Herb: Turnip


Latin name: Brassica rapa


Synonyms: Brassica campestris rapa, Brassica campestris rapifera, Brassica rapa rapifera, Brassica rapa septiceps, Brassica septiceps


Family: Cruciferae



Medicinal use of Turnip:

A decoction of the leaves or stems is used in the treatment of cancer. The powdered seed is said to be a folk remedy for cancer. The crushed ripe seeds are used as a poultice on burns. Some caution should be exercised here since the seed of most brassicas is rubefacient. The root when boiled with lard is used for breast tumours. A salve derived from the flowers is said to help skin cancer.

Description of the plant:



Plant:
Biennial


Height:
45 cm
(1 foot)

Flovering:
May to
August

Habitat of the herb:

Not known in the wild.

Edible parts of Turnip:

Leaves - raw or cooked. The cooked leaves make an acceptable vegetable, though they are coarser than the related cabbage. They are more often used as a spring greens, sowing the plants in the autumn and allowing them t overwinter. Young leaves can also be added in small quantities to salads, they have a slightly hot cabbage-like flavour and some people find them indigestible. A nutritional analysis is available. Root - raw or cooked. Often used as a cooked vegetable, the young roots can also be grated and eaten in salads, they have a slightly hot flavour like a mild radish. A nutritional analysis is available.

Other uses of the herb:

Turnip root peelings contain a natural insecticide. The chopped roots can be brewed into a tea with flaked soap, this is then strained before use. It is effective against aphids, red spider mites and flies.

Propagation of Turnip:

Seed - sow in situ from early spring to late summer. The first sowing can be made under cloches in late winter and will be ready for use in early summer. The latest sowings for winter use can be made in mid to late summer.
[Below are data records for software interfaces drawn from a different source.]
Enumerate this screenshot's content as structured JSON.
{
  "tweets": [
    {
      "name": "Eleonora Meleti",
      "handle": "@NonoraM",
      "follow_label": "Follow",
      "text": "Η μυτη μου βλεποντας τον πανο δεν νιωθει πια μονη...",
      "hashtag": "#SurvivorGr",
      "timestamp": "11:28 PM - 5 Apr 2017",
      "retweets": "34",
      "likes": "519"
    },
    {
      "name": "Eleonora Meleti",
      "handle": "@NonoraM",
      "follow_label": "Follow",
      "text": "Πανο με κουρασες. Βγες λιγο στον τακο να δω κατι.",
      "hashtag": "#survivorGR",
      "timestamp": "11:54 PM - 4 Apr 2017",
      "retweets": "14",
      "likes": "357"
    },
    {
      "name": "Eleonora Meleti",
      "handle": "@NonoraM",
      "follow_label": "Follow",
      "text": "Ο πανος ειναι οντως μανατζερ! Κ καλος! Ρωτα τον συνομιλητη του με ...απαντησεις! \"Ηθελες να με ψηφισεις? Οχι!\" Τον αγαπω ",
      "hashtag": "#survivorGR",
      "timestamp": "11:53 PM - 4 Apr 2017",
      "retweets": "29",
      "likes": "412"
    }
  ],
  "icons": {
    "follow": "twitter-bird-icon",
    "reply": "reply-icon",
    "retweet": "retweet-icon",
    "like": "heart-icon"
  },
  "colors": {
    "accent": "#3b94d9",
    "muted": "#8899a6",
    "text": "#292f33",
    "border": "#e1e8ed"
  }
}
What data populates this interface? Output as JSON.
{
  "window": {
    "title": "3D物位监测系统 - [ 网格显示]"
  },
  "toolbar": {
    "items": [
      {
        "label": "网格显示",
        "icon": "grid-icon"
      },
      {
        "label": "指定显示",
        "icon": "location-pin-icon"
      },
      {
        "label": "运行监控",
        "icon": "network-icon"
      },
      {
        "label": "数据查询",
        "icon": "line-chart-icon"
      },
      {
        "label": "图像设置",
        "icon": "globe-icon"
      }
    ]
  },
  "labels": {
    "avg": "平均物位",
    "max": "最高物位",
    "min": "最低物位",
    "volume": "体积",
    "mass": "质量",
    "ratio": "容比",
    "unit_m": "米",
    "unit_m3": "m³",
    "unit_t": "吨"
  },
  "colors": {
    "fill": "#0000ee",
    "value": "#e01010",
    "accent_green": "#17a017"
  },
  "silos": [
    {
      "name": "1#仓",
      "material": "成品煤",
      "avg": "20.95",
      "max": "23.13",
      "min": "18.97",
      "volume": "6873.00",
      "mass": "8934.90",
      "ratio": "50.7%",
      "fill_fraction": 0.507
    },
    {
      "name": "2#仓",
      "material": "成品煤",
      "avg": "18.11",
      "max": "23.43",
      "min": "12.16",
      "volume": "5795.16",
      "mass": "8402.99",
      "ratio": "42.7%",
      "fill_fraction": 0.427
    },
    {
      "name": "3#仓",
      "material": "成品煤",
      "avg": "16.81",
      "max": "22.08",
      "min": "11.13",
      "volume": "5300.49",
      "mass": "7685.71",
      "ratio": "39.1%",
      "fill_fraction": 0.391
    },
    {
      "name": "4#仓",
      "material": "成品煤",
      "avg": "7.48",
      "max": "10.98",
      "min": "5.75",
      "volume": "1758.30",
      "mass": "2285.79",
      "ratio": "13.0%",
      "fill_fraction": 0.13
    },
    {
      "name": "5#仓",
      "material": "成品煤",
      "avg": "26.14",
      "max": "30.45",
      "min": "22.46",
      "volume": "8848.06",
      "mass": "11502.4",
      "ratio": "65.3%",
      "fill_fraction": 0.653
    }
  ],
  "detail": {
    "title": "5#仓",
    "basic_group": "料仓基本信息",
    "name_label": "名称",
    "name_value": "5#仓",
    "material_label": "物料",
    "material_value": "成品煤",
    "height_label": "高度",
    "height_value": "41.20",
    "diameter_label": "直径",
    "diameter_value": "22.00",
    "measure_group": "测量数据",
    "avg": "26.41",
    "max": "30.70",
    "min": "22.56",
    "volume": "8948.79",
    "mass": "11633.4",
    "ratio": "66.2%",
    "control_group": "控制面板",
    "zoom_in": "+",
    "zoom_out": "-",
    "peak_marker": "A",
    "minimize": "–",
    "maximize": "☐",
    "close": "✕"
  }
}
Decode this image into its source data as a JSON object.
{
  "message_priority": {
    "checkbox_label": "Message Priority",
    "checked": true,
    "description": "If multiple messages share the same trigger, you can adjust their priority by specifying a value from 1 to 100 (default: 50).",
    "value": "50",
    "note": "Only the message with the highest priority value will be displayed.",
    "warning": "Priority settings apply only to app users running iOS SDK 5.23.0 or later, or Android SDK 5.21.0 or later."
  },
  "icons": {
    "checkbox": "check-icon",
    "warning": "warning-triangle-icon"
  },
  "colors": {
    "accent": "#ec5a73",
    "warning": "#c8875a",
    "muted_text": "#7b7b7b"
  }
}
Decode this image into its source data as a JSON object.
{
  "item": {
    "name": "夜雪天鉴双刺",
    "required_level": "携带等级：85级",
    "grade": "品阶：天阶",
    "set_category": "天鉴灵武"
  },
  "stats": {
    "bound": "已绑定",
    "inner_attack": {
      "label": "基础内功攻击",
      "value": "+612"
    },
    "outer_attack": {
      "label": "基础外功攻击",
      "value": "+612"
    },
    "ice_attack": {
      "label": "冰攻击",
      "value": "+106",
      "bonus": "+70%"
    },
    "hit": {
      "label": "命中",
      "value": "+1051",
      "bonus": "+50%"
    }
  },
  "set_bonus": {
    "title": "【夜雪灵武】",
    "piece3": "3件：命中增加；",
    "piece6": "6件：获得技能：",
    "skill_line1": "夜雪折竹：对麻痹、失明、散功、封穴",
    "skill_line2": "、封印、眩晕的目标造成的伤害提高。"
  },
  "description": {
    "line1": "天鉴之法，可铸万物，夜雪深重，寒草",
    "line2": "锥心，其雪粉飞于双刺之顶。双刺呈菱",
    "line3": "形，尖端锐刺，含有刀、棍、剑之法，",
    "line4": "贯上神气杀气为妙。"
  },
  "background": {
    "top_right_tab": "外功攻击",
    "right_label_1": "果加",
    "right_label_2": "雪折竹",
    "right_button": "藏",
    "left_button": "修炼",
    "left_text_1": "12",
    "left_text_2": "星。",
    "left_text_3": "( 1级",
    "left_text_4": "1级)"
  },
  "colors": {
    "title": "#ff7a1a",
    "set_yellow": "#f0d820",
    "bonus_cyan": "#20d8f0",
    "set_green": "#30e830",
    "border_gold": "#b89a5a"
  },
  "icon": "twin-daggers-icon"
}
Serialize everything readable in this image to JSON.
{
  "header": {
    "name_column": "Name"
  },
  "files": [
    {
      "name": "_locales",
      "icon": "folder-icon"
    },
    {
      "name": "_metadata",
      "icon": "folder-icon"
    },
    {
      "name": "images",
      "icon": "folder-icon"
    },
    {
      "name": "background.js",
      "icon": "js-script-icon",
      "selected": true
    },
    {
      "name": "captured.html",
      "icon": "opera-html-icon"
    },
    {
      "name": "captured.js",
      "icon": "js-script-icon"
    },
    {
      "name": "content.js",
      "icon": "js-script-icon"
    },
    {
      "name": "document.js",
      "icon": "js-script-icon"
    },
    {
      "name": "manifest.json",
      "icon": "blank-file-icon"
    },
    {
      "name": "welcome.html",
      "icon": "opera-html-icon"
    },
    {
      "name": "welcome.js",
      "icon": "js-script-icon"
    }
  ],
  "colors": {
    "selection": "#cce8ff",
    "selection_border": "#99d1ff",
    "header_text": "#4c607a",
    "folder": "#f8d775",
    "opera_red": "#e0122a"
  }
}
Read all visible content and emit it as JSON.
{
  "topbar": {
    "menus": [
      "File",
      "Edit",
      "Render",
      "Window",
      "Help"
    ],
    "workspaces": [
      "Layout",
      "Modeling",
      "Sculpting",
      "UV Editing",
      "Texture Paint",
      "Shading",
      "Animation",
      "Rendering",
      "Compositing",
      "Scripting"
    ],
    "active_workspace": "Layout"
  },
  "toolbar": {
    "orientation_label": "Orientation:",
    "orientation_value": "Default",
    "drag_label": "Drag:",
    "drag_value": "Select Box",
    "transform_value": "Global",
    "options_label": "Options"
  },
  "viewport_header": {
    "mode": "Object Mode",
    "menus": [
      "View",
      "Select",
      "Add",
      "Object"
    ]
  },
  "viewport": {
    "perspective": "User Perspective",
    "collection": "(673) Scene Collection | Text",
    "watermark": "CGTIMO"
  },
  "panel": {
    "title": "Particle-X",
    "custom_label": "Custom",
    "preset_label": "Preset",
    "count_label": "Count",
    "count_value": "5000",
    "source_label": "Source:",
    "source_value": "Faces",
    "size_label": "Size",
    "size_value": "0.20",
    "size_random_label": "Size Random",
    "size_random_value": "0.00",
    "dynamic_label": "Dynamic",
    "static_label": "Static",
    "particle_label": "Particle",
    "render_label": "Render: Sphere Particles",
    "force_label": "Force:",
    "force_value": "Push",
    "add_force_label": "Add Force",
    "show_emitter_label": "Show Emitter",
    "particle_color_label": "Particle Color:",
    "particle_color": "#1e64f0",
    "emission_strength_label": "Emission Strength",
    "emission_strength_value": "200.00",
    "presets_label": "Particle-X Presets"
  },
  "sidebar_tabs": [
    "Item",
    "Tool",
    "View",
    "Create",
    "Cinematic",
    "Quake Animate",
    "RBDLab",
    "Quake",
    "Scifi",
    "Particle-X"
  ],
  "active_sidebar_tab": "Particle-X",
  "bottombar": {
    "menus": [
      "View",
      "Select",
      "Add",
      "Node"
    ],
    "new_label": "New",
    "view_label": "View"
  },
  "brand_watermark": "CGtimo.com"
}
Cultivation of the herb:

Not known in the wild.

Known hazards of Brassica rapa:

None known

Plant information taken from the Plants For A Future.